He was quickly approached by a lady and her blind son. The woman told
him her boy was blind, and could he touch his glasses. The young boy
fingered the large thick glasses and said, "It must be him, I'd know those
glasses anywhere!" The crowd went crazy, and Harry gave the boy a Cubs
--Lesha Apponey, Ruston, La., from ESPN SportsZone: Memories from Zone users
- I was down and despondent, and I had my doubts whether I'd ever come
back, but you know something? The mail. Boxes and
boxes of mail. That's what pulled me through as much as anything. Cards
and letters and telegrams from complete strangers. From schools, you
know the ones where the kids all draw a picture and sign their names? I'll
tell you something. I've taken some criticism for reading names on the air
-- birthdays, anniversaries, get-well wishes, that sort of thing.
Well, I first realized how much it meant when I was on the receiving
end. You never know when you recite the name of a shut-in between
innings or between pitches how that might affect a person who's not
feeling well or who's down on his luck. I know what it meant to me.
Boxes and boxes. I got boxes and boxes of mail in that hospital. I could
never possibly answer all of that mail.
--Harry Caray, on recovering from his stroke, 1987
I'm in Memphis one winter, early 1960s, to do a basketball game, the St.
Louis Hawks, back on TV to St. Louis," Caray recalled. "They played a
series of games in Memphis. I'm in my hotel room the afternoon of the
game. The phone rings."
And the story goes . . .
"Harry," the voice says. "Been listening to you for years. How are the
Cardinals gonna be this season?"
"I think we're gonna be OK," Caray replies. "We've got a good ball club.
Uh, who is this?"
"Elvis," the voice says.
"Elvis who?" Caray asks.
"Elvis Presley," the man answers.
"C'mon, don't give me that," Caray roars. "You're not Elvis Presley."
"You're a sporting man," the fellow goes on. "If you don't think it's me,
be down in front of the hotel in 10 minutes."
Caray obliged. Ten minutes passed, and a big Cadillac pulled up with
Elvis in it.
"Well, he took me to his mansion," Caray recalled. "We talked baseball,
music, what have you.

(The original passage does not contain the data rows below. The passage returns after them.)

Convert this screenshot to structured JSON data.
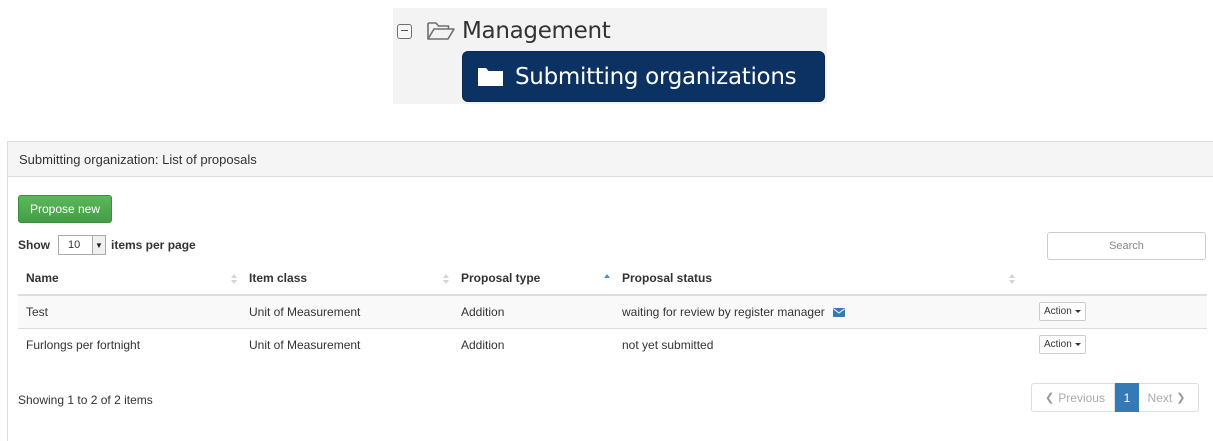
{
  "tree": {
    "parent_label": "Management",
    "child_label": "Submitting organizations"
  },
  "panel": {
    "heading": "Submitting organization: List of proposals",
    "propose_button": "Propose new",
    "length": {
      "prefix": "Show",
      "value": "10",
      "suffix": "items per page"
    },
    "search_placeholder": "Search"
  },
  "table": {
    "columns": [
      {
        "label": "Name"
      },
      {
        "label": "Item class"
      },
      {
        "label": "Proposal type"
      },
      {
        "label": "Proposal status"
      },
      {
        "label": ""
      }
    ],
    "rows": [
      {
        "name": "Test",
        "item_class": "Unit of Measurement",
        "proposal_type": "Addition",
        "status": "waiting for review by register manager",
        "action": "Action"
      },
      {
        "name": "Furlongs per fortnight",
        "item_class": "Unit of Measurement",
        "proposal_type": "Addition",
        "status": "not yet submitted",
        "action": "Action"
      }
    ]
  },
  "footer": {
    "info": "Showing 1 to 2 of 2 items",
    "previous": "Previous",
    "current_page": "1",
    "next": "Next"
  },
  "colors": {
    "tree_selected_bg": "#0b3262",
    "propose_green": "#5cb85c",
    "page_active": "#337ab7",
    "mail_icon": "#337ab7"
  },
  "icons": [
    "collapse-icon",
    "folder-open-icon",
    "folder-icon",
    "sort-icon",
    "sort-asc-icon",
    "envelope-icon",
    "caret-down-icon",
    "chevron-left-icon",
    "chevron-right-icon"
  ]
}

Then he dropped me off at the arena so I could do
the basketball game and picked me up 15 minutes after the game. We
went back to his house and wound up eating ribs and drinking Budweiser
and shooting the bull until the wee hours. I'll never forget that phone

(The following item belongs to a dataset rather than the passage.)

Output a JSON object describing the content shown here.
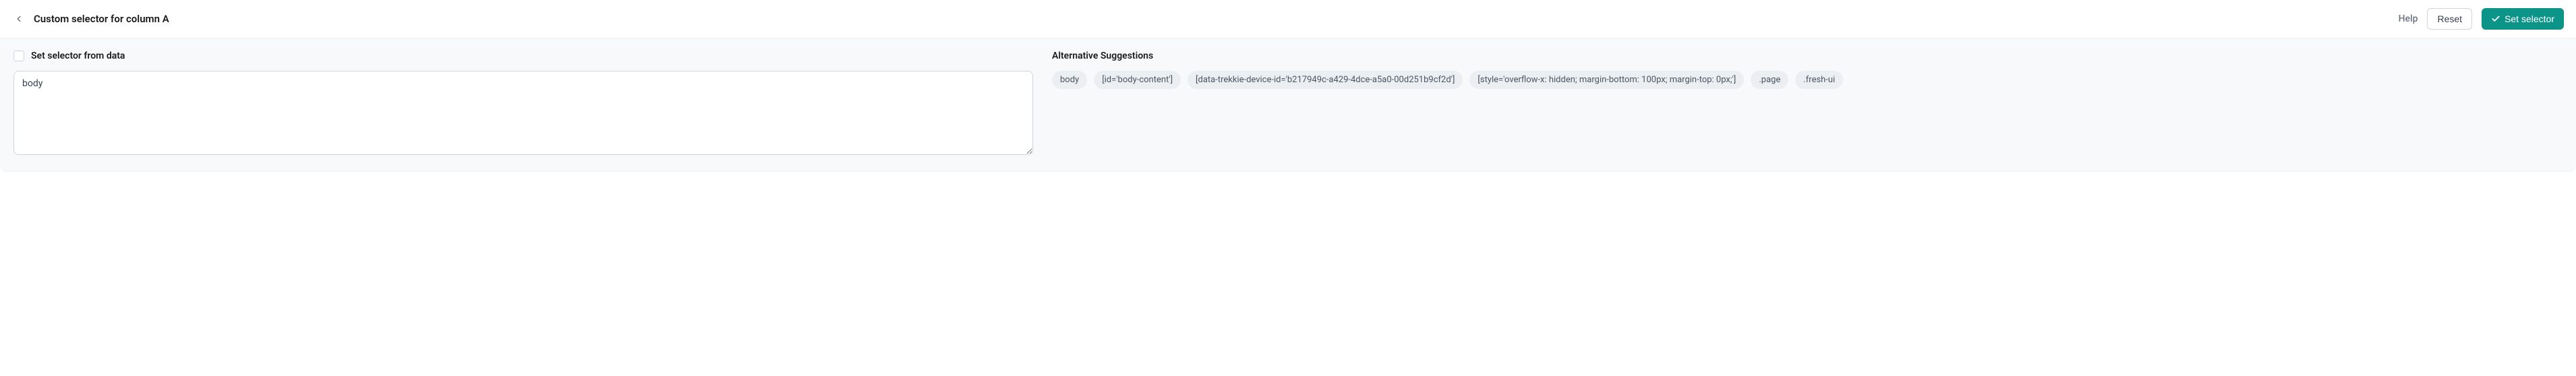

-- Harry Caray, from The Sporting News, July 2, 1966
When I was 14 years old in 1961, my family lived next door to Harry
Caray here in St. Louis. During the summer Mr. Caray had asked my

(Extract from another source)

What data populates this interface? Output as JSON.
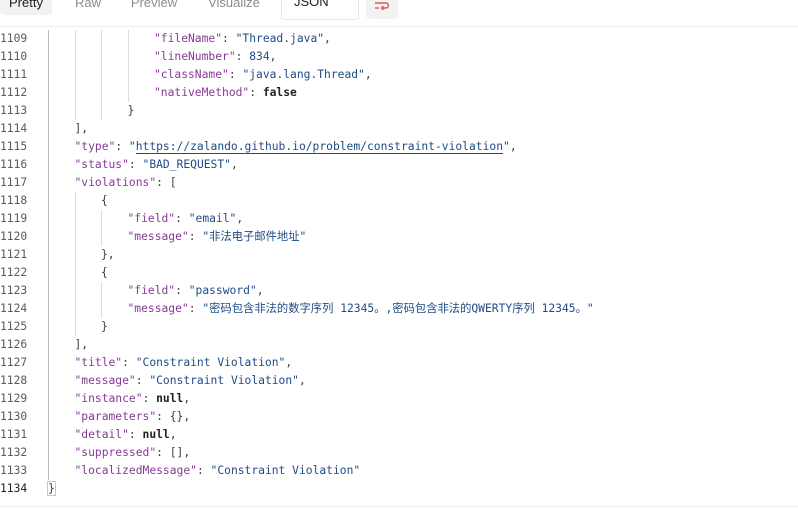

father if I could take care of his swimming pool as he was unable or
unwilling to do it himself. Once a week I would go to the Carays and
backwash and clean up the pool area. All summer long Mr. Caray
promised that he would get me a baseball glove for all the work I was
I kept on thinking that he'd call Rawlings and get me some junior model
glove. Finally towards the end of the summer he called me up to come
over and get the glove he had promised. When I went to his house he
presented me with a KEN BOYER (our Cardinal 3rd baseman) official
glove. The only problem was that this glove had been used. Used a lot!!!
And, marked on the strap of the glove was the #14. He had taken Ken
Boyer's glove from the Cardinals locker room and was giving it to me.
Was I excited ... and I still have the glove today.
--Bill Knight,St. Louis, from ESPN SportsZone: Memories from Zone users
- Oh, what difference does it make?
I figure I had no business being
here this long anyway, so what do you care
how old I am? I've been on borrowed time
for years. You know my old saying: live it
up, the meter's running. I've always said
that if you don't have fun while you're here,
then it's your fault. You only get to do this
--Harry Caray, on his true age, 14Feb98
- There's no person alive who got his money's worth better than my old man.
- Now, you tell me, if I
have a day off during the baseball
season, where do you think I`ll spend it?
The ballpark. I still love it; always have,
--Harry Caray, on his reason not to retire
- I know it is the fans that are responsible for me being here.
I've always tried in each and every broadcast to serve the fans to the
best of my ability.
- And hear Harry one more time A-one, a-two...